■ Input:
----------
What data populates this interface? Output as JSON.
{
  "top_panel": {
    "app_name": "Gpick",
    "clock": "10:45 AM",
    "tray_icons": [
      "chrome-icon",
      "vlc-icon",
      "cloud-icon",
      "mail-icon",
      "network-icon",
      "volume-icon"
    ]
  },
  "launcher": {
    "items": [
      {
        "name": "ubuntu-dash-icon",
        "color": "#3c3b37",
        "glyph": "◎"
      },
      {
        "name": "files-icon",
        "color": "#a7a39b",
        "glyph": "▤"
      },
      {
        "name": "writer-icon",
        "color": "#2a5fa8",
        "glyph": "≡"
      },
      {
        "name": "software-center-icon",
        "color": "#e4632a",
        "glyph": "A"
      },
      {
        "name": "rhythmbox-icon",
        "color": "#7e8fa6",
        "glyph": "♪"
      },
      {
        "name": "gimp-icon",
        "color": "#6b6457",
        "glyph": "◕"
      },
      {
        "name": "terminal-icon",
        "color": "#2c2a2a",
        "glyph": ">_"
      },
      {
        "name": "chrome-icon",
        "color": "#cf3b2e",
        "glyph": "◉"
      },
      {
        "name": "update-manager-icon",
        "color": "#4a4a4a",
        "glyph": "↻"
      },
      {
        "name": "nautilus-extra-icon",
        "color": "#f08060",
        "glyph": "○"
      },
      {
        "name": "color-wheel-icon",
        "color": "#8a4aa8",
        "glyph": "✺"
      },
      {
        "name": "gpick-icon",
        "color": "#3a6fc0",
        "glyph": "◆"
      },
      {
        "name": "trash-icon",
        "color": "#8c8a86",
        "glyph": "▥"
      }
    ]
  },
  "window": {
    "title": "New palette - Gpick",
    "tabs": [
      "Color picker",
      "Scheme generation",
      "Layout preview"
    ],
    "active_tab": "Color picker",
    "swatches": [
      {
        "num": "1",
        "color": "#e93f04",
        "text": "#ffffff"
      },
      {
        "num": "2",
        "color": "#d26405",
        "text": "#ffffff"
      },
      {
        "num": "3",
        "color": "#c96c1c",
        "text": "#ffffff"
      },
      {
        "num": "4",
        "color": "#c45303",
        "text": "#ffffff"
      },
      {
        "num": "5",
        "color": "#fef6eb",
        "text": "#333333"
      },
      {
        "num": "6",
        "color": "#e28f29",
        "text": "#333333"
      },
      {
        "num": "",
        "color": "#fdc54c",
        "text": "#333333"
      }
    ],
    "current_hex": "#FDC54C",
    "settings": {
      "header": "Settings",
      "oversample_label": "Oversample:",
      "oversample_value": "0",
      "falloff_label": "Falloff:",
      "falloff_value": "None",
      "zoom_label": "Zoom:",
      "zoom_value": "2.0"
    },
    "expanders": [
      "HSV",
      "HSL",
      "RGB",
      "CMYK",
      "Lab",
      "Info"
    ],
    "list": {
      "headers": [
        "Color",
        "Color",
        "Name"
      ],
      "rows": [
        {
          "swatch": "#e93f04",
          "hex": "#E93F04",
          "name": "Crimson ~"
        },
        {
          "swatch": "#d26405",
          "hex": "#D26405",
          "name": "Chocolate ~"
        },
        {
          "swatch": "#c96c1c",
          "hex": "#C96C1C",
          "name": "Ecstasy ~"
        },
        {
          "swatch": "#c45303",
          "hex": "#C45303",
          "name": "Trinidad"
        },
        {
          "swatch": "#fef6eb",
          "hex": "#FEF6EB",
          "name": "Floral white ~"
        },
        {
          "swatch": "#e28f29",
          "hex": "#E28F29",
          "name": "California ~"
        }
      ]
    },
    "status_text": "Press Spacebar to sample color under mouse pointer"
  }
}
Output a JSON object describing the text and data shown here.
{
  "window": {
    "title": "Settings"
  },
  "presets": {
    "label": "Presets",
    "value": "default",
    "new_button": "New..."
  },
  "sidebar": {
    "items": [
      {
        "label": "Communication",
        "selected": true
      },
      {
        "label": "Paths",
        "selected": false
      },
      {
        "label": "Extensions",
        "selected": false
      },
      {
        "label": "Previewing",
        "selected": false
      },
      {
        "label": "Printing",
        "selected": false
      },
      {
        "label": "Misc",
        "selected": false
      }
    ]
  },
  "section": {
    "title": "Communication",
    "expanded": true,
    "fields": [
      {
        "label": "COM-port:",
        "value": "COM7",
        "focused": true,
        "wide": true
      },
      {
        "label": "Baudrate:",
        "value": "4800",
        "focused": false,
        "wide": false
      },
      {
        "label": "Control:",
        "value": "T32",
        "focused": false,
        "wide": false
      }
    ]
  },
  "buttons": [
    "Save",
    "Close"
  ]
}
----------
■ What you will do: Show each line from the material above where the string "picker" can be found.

■ Finished task:
      "Color picker",
    "active_tab": "Color picker",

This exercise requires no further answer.